Based on the bland performance displayed here, it's hard to believe that James Franco was nominated for an Oscar. He may be one of those actors who excels in dramas but loses his way in popcorn-oriented forums. In Rise of the Planet of the Apes, he plays the father of the apocalypse. Trying to fast-track development of a cure for Alzheimer's, which afflicts his ailing father (John Lithgow), Will cuts through red-tape and ends up with a deadly combination: a drug that boosts the intelligence of lab chimps but creates a fatal virus in humans. An accident allows the virus to get into the general population, but that development is left in the background until the end credits. Meanwhile, Will, along with his girlfriend, primatologist Caroline Aranha (Slumdog Millionaire's Freida Pinto, criminally underused), raises baby chimp Caesar (Andy Sirkis and a lot of special effects) to adulthood. Aggressive acts lead to Caesar being confined in an "ape sanctuary" with hundreds of other chimps, orangutans, and gorillas, where he suffers cruelly at the hands of the men who run the place, John Landon (Brian Cox) and his son, Dodge (Tom Felton, bringing along his Harry Potter personality). In this environment, Caesar begins to assemble his army.
Rise of the Planet of the Apes is a more plot-oriented endeavor than one might expect from a would-be summer tent pole. The action is limited, although what there is of it - including a well-executed battle between apes and humans on the Golden Gate Bridge - is expertly handled and clearly presented. Andrew Lesnie's camerawork is at times beautiful and artistic - the first shot, with the camera diving into an African jungle, is an example. Rise of the Planet of the Apes' composition is so strong that it reminds the viewer how easy it is to pollute the visual aspect of a movie with special effects, explosions, and 3-D.
There are, of course, plenty of computer-generated images in Rise of the Planet of the Apes. Most of them, however, are integrated with care and rarely look artificial. Andy Serkis, who has already played King Kong, is now the go-to guy when it comes to motion capture. He "plays" Caesar much like he "played" Kong and Gollum. This approach allows the chimp to interact believably with the human actors; it also results in Caesar being the only character in Rise of the Planet of the Apes with whom viewers develop an emotional bond.
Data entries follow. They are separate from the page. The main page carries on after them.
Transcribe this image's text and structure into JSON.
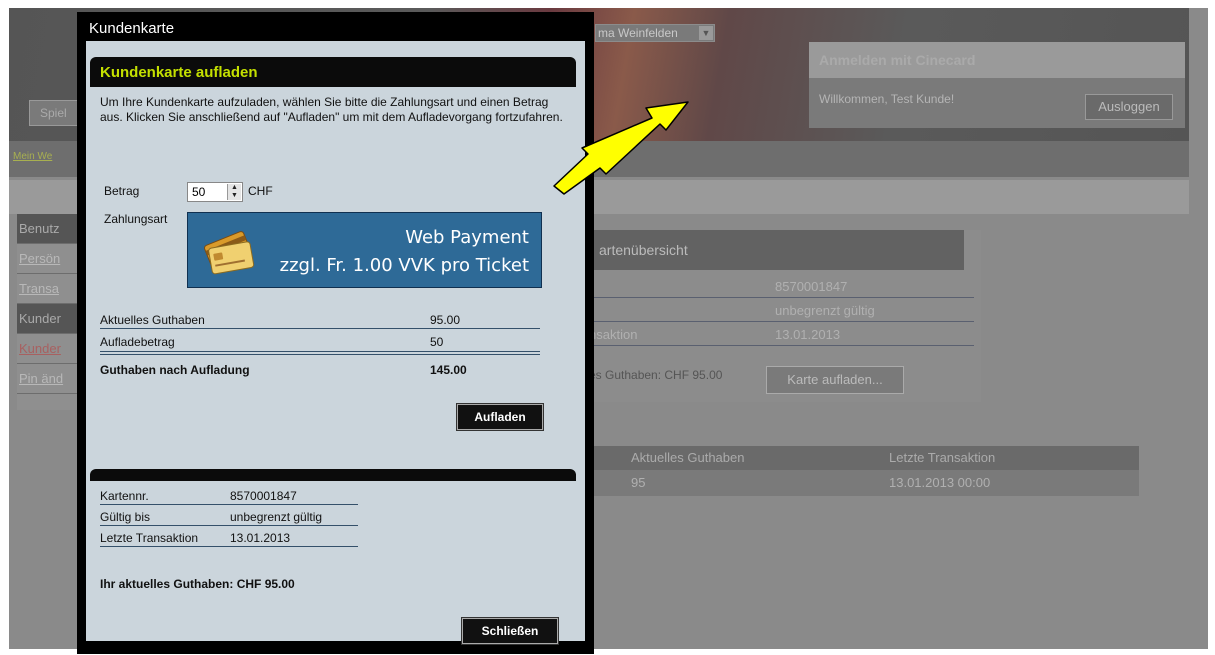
{
  "background": {
    "location_dropdown": "ma Weinfelden",
    "login_box": {
      "title": "Anmelden mit Cinecard",
      "welcome": "Willkommen, Test Kunde!",
      "logout_button": "Ausloggen"
    },
    "spielplan_button": "Spiel",
    "mein_web_link": "Mein We",
    "sidebar": [
      {
        "label": "Benutz",
        "style": "header"
      },
      {
        "label": "Persön",
        "style": "link"
      },
      {
        "label": "Transa",
        "style": "link"
      },
      {
        "label": "Kunder",
        "style": "header"
      },
      {
        "label": "Kunder",
        "style": "active"
      },
      {
        "label": "Pin änd",
        "style": "link"
      }
    ],
    "card_overview": {
      "title": "artenübersicht",
      "rows": [
        {
          "label": "",
          "value": "8570001847"
        },
        {
          "label": "",
          "value": "unbegrenzt gültig"
        },
        {
          "label": "nsaktion",
          "value": "13.01.2013"
        }
      ],
      "balance_text": "es Guthaben: CHF 95.00",
      "recharge_button": "Karte aufladen..."
    },
    "table": {
      "headers": [
        "",
        "Aktuelles Guthaben",
        "Letzte Transaktion"
      ],
      "rows": [
        [
          "",
          "95",
          "13.01.2013 00:00"
        ]
      ]
    }
  },
  "modal": {
    "title": "Kundenkarte",
    "recharge_panel": {
      "heading": "Kundenkarte aufladen",
      "intro": "Um Ihre Kundenkarte aufzuladen, wählen Sie bitte die Zahlungsart und einen Betrag aus. Klicken Sie anschließend auf \"Aufladen\" um mit dem Aufladevorgang fortzufahren.",
      "amount_label": "Betrag",
      "amount_value": "50",
      "currency": "CHF",
      "payment_label": "Zahlungsart",
      "payment_option_line1": "Web Payment",
      "payment_option_line2": "zzgl. Fr. 1.00 VVK pro Ticket",
      "summary": [
        {
          "label": "Aktuelles Guthaben",
          "value": "95.00"
        },
        {
          "label": "Aufladebetrag",
          "value": "50"
        }
      ],
      "total": {
        "label": "Guthaben nach Aufladung",
        "value": "145.00"
      },
      "recharge_button": "Aufladen"
    },
    "card_info": {
      "rows": [
        {
          "label": "Kartennr.",
          "value": "8570001847"
        },
        {
          "label": "Gültig bis",
          "value": "unbegrenzt gültig"
        },
        {
          "label": "Letzte Transaktion",
          "value": "13.01.2013"
        }
      ],
      "balance": "Ihr aktuelles Guthaben: CHF 95.00"
    },
    "close_button": "Schließen"
  },
  "colors": {
    "heading_accent": "#c4e000",
    "panel_bg": "#cbd5dc",
    "payment_bg": "#2e6a97",
    "arrow": "#ffff00"
  }
}
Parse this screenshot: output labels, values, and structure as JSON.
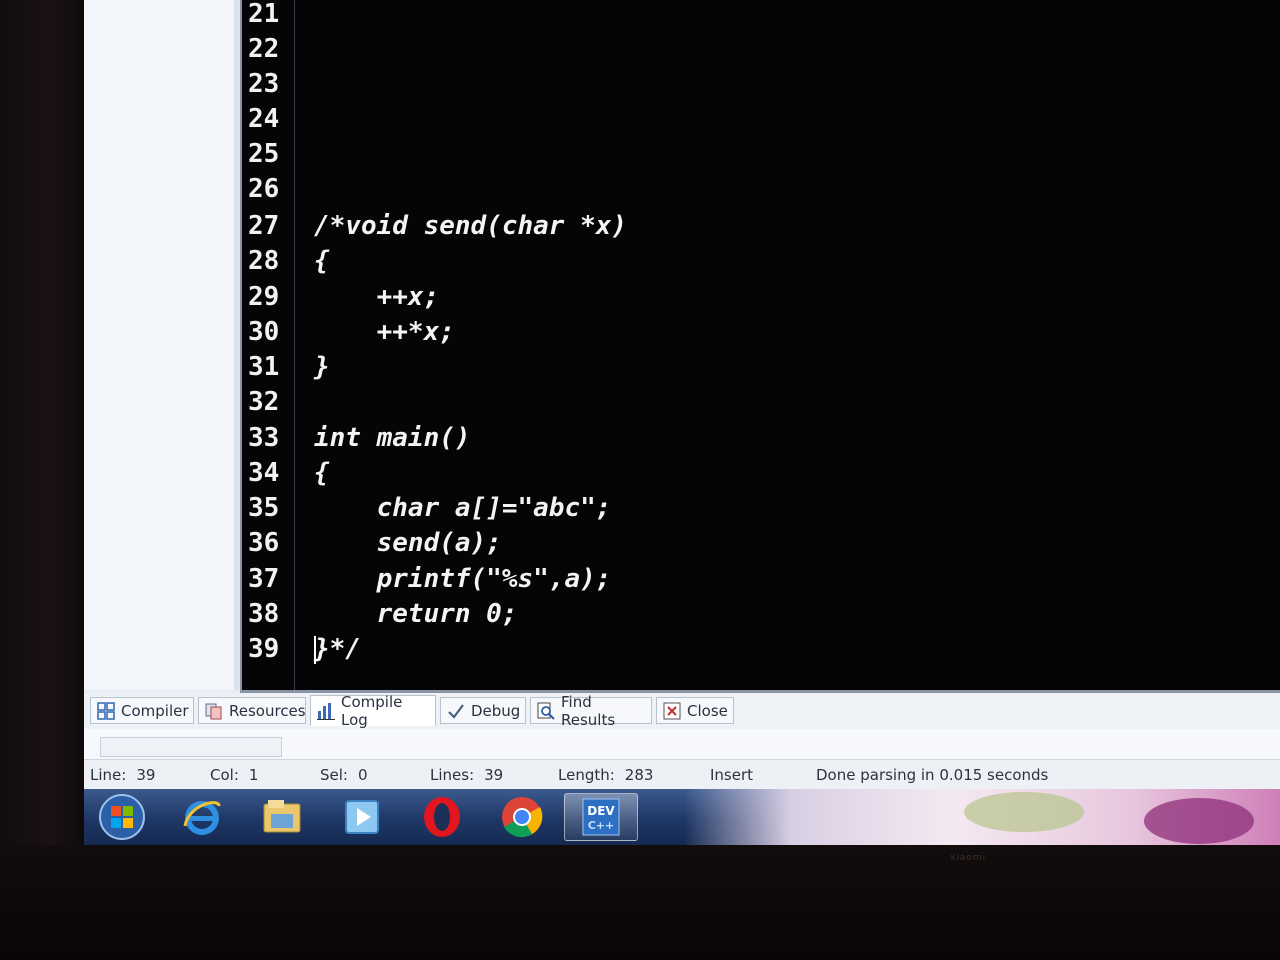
{
  "editor": {
    "lines": [
      {
        "num": "21",
        "code": ""
      },
      {
        "num": "22",
        "code": ""
      },
      {
        "num": "23",
        "code": ""
      },
      {
        "num": "24",
        "code": ""
      },
      {
        "num": "25",
        "code": ""
      },
      {
        "num": "26",
        "code": ""
      },
      {
        "num": "27",
        "code": "/*void send(char *x)"
      },
      {
        "num": "28",
        "code": "{"
      },
      {
        "num": "29",
        "code": "    ++x;"
      },
      {
        "num": "30",
        "code": "    ++*x;"
      },
      {
        "num": "31",
        "code": "}"
      },
      {
        "num": "32",
        "code": ""
      },
      {
        "num": "33",
        "code": "int main()"
      },
      {
        "num": "34",
        "code": "{"
      },
      {
        "num": "35",
        "code": "    char a[]=\"abc\";"
      },
      {
        "num": "36",
        "code": "    send(a);"
      },
      {
        "num": "37",
        "code": "    printf(\"%s\",a);"
      },
      {
        "num": "38",
        "code": "    return 0;"
      },
      {
        "num": "39",
        "code": "}*/"
      }
    ]
  },
  "tabs": [
    {
      "label": "Compiler",
      "icon": "compiler-grid-icon"
    },
    {
      "label": "Resources",
      "icon": "resources-icon"
    },
    {
      "label": "Compile Log",
      "icon": "bar-chart-icon"
    },
    {
      "label": "Debug",
      "icon": "checkmark-icon"
    },
    {
      "label": "Find Results",
      "icon": "magnifier-page-icon"
    },
    {
      "label": "Close",
      "icon": "close-panel-icon"
    }
  ],
  "status": {
    "line_label": "Line:",
    "line_value": "39",
    "col_label": "Col:",
    "col_value": "1",
    "sel_label": "Sel:",
    "sel_value": "0",
    "lines_label": "Lines:",
    "lines_value": "39",
    "length_label": "Length:",
    "length_value": "283",
    "mode": "Insert",
    "message": "Done parsing in 0.015 seconds"
  },
  "taskbar": {
    "items": [
      "start-orb-icon",
      "internet-explorer-icon",
      "file-explorer-icon",
      "media-player-icon",
      "opera-icon",
      "chrome-icon",
      "dev-cpp-icon"
    ],
    "devcpp_label_top": "DEV",
    "devcpp_label_bottom": "C++"
  },
  "monitor": {
    "brand": "xiaomi"
  },
  "colors": {
    "editor_bg": "#050507",
    "code_text": "#f4f4f4",
    "taskbar": "#1e3766"
  }
}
The role reversal is strange: the real human beings are semi-formed entities and the computer-generated creation is three-dimensional.
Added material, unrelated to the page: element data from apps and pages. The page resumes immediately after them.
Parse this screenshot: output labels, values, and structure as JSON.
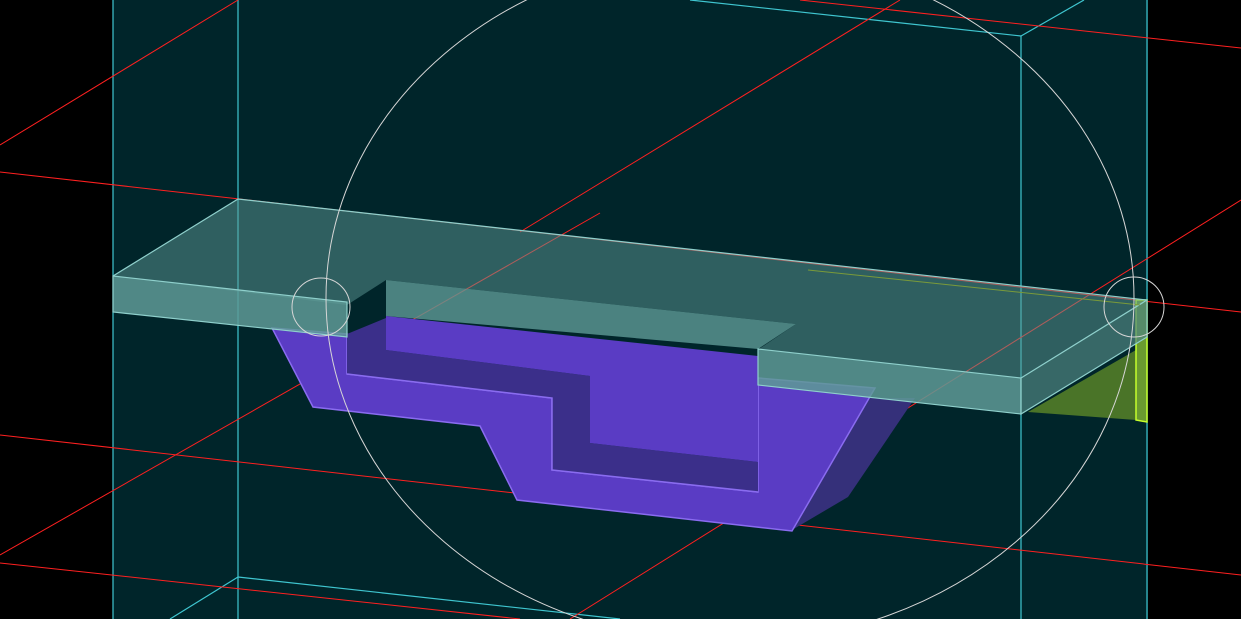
{
  "viewport": {
    "background_color": "#000000",
    "bounding_box_fill": "#00252a",
    "bounding_box_edge_color": "#3fc6d0",
    "grid_line_color": "#ff2020",
    "orbit_circle_color": "#d6d6d6",
    "slab_color": "#5e9a96",
    "slab_edge_color": "#8fd0cc",
    "footing_color": "#5a3cc4",
    "footing_edge_color": "#8a6cf0",
    "wall_color": "#4a7428",
    "wall_edge_color": "#c6ff2a"
  }
}
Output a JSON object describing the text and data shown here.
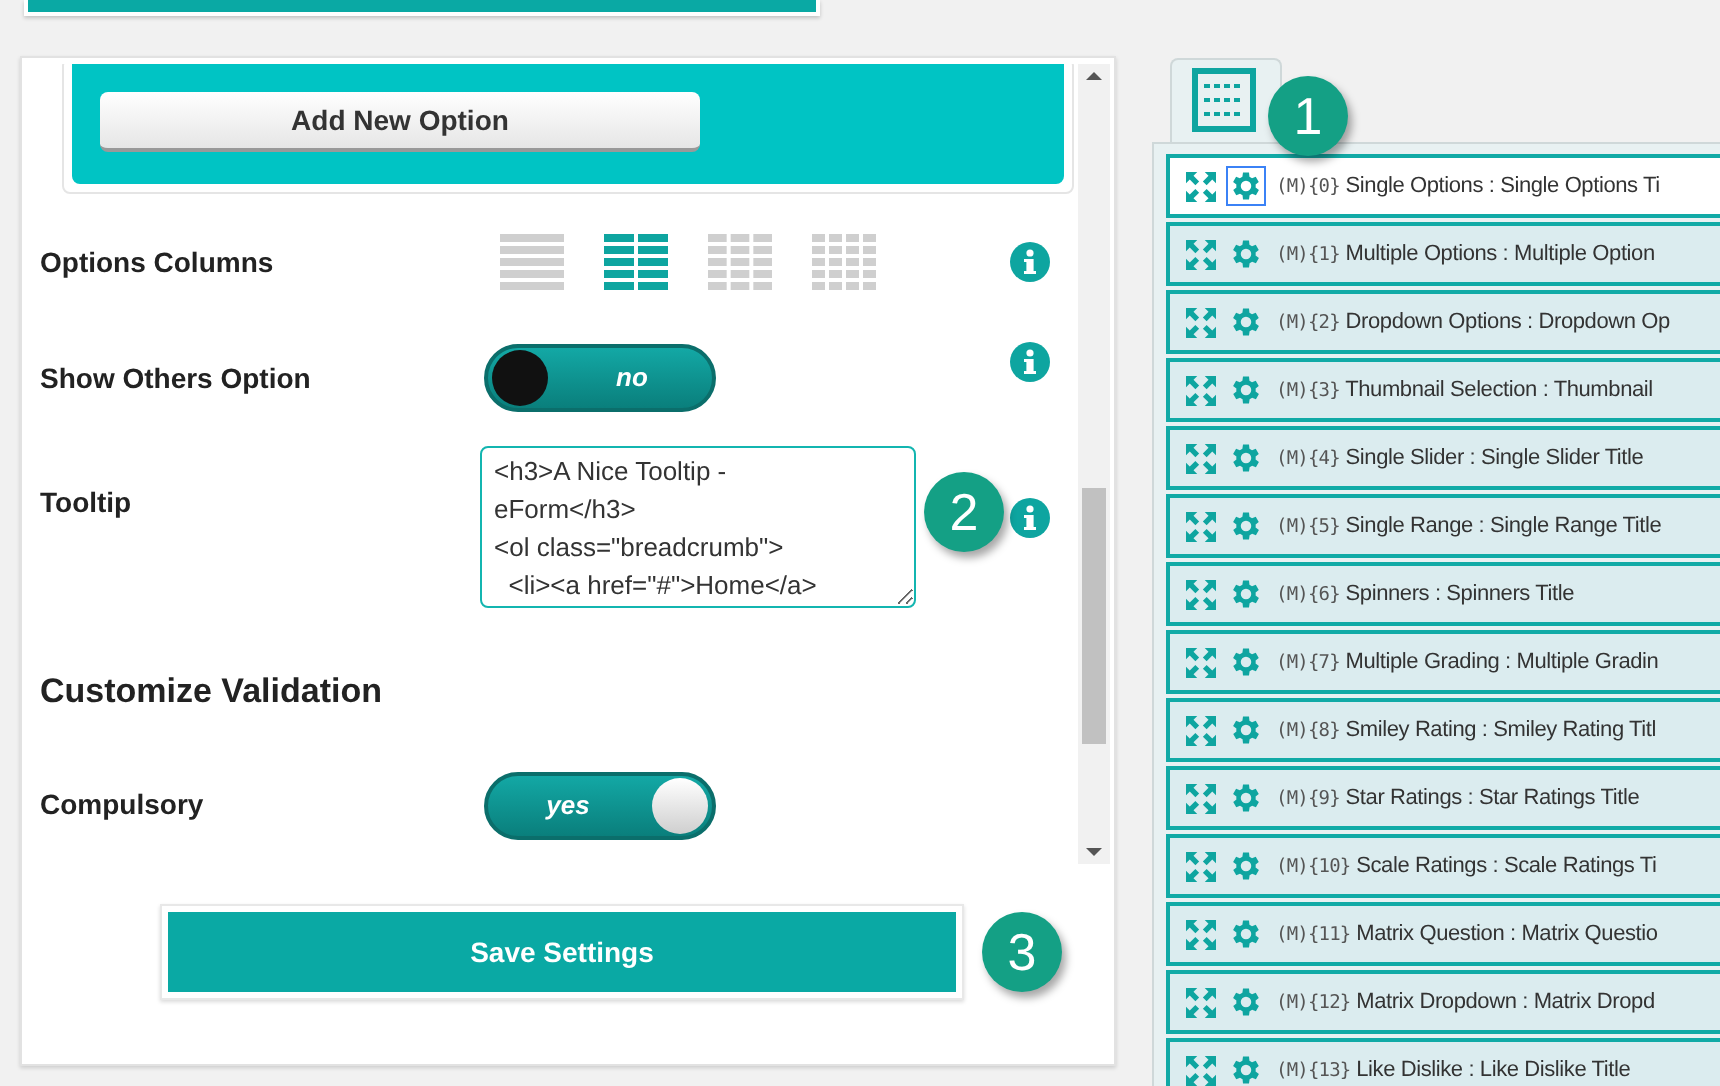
{
  "settings": {
    "add_button": "Add New Option",
    "options_columns": {
      "label": "Options Columns",
      "choices": [
        {
          "selected": false
        },
        {
          "selected": true
        },
        {
          "selected": false
        },
        {
          "selected": false
        }
      ]
    },
    "show_others": {
      "label": "Show Others Option",
      "on": false,
      "text": "no"
    },
    "tooltip": {
      "label": "Tooltip",
      "value": "<h3>A Nice Tooltip -\neForm</h3>\n<ol class=\"breadcrumb\">\n  <li><a href=\"#\">Home</a>"
    },
    "section_title": "Customize Validation",
    "compulsory": {
      "label": "Compulsory",
      "on": true,
      "text": "yes"
    },
    "save_button": "Save Settings"
  },
  "callouts": [
    "1",
    "2",
    "3"
  ],
  "elements": [
    {
      "code": "(M){0}",
      "label": "Single Options : Single Options Ti",
      "selected": true
    },
    {
      "code": "(M){1}",
      "label": "Multiple Options : Multiple Option",
      "selected": false
    },
    {
      "code": "(M){2}",
      "label": "Dropdown Options : Dropdown Op",
      "selected": false
    },
    {
      "code": "(M){3}",
      "label": "Thumbnail Selection : Thumbnail",
      "selected": false
    },
    {
      "code": "(M){4}",
      "label": "Single Slider : Single Slider Title",
      "selected": false
    },
    {
      "code": "(M){5}",
      "label": "Single Range : Single Range Title",
      "selected": false
    },
    {
      "code": "(M){6}",
      "label": "Spinners : Spinners Title",
      "selected": false
    },
    {
      "code": "(M){7}",
      "label": "Multiple Grading : Multiple Gradin",
      "selected": false
    },
    {
      "code": "(M){8}",
      "label": "Smiley Rating : Smiley Rating Titl",
      "selected": false
    },
    {
      "code": "(M){9}",
      "label": "Star Ratings : Star Ratings Title",
      "selected": false
    },
    {
      "code": "(M){10}",
      "label": "Scale Ratings : Scale Ratings Ti",
      "selected": false
    },
    {
      "code": "(M){11}",
      "label": "Matrix Question : Matrix Questio",
      "selected": false
    },
    {
      "code": "(M){12}",
      "label": "Matrix Dropdown : Matrix Dropd",
      "selected": false
    },
    {
      "code": "(M){13}",
      "label": "Like Dislike : Like Dislike Title",
      "selected": false
    }
  ]
}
The central problem with Rise of the Planet of the Apes is that it feels more like a piece of something larger than a complete motion picture. There are some great sequences: the aforementioned Golden Gate Bridge conflict being one and Caesar's society-building within the compound being another. But there's also a lot of filler and few of the human-centered scenes really work (unless Caesar is involved). Especially embarrassing are the office politic segments in which Will negotiates with his boss (David Oyelowo). Overall, the movie is competent enough to make me curious about the potential future direction of Planet of the Apes films, but not so compelling that I'll wait for them.
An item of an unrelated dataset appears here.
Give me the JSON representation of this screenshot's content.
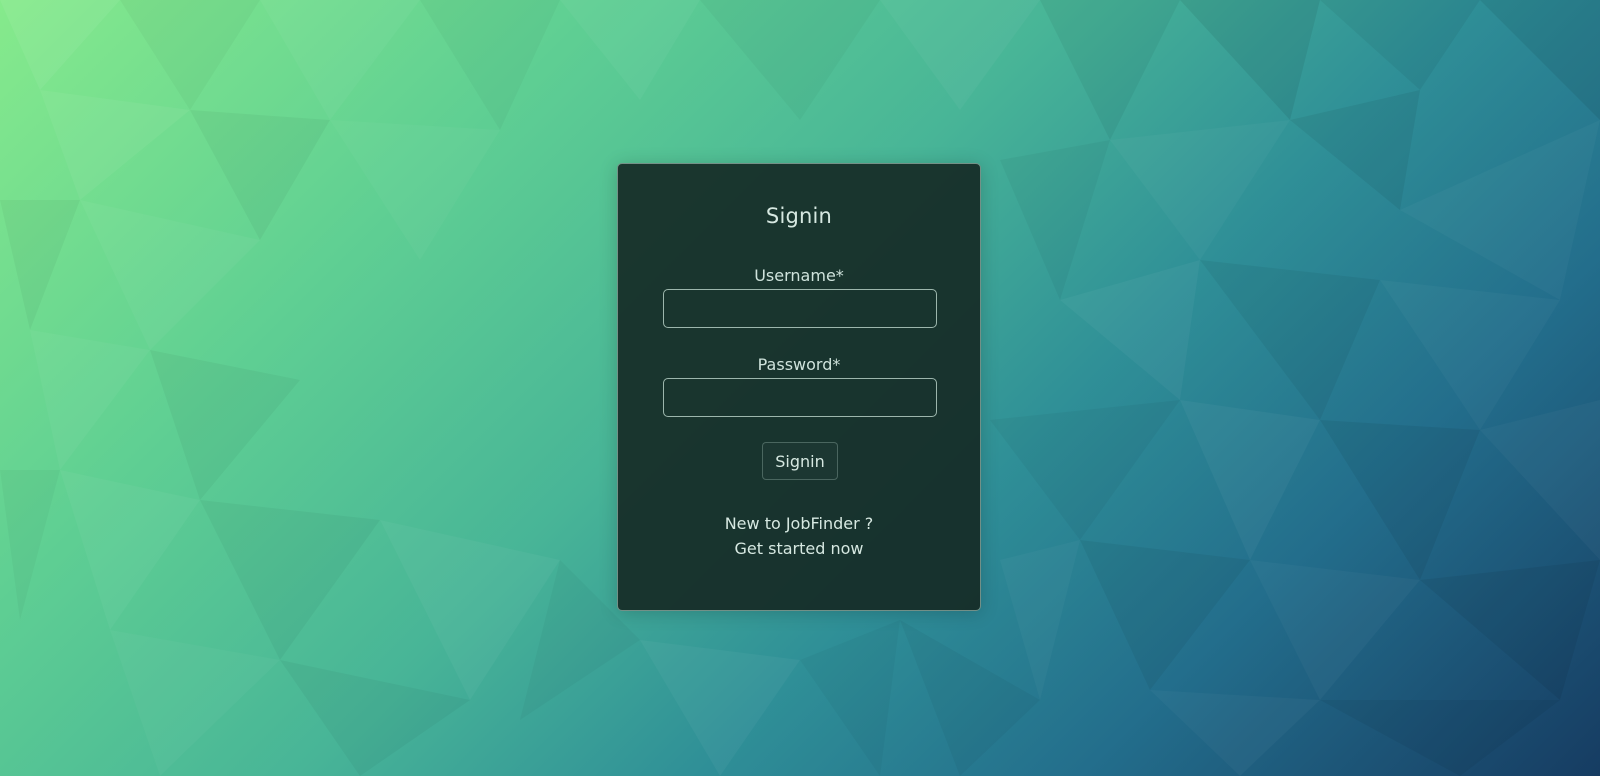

Rise of the Planet of the Apes (United States, 2011)
Theatrical Aspect Ratio: 2.35:1
Screenplay: Rick Jaffa, Amanda Silver
Cinematography: Andrew Lesnie
Music: Patrick Doyle
- (There are no more worst movies of Freida Pinto)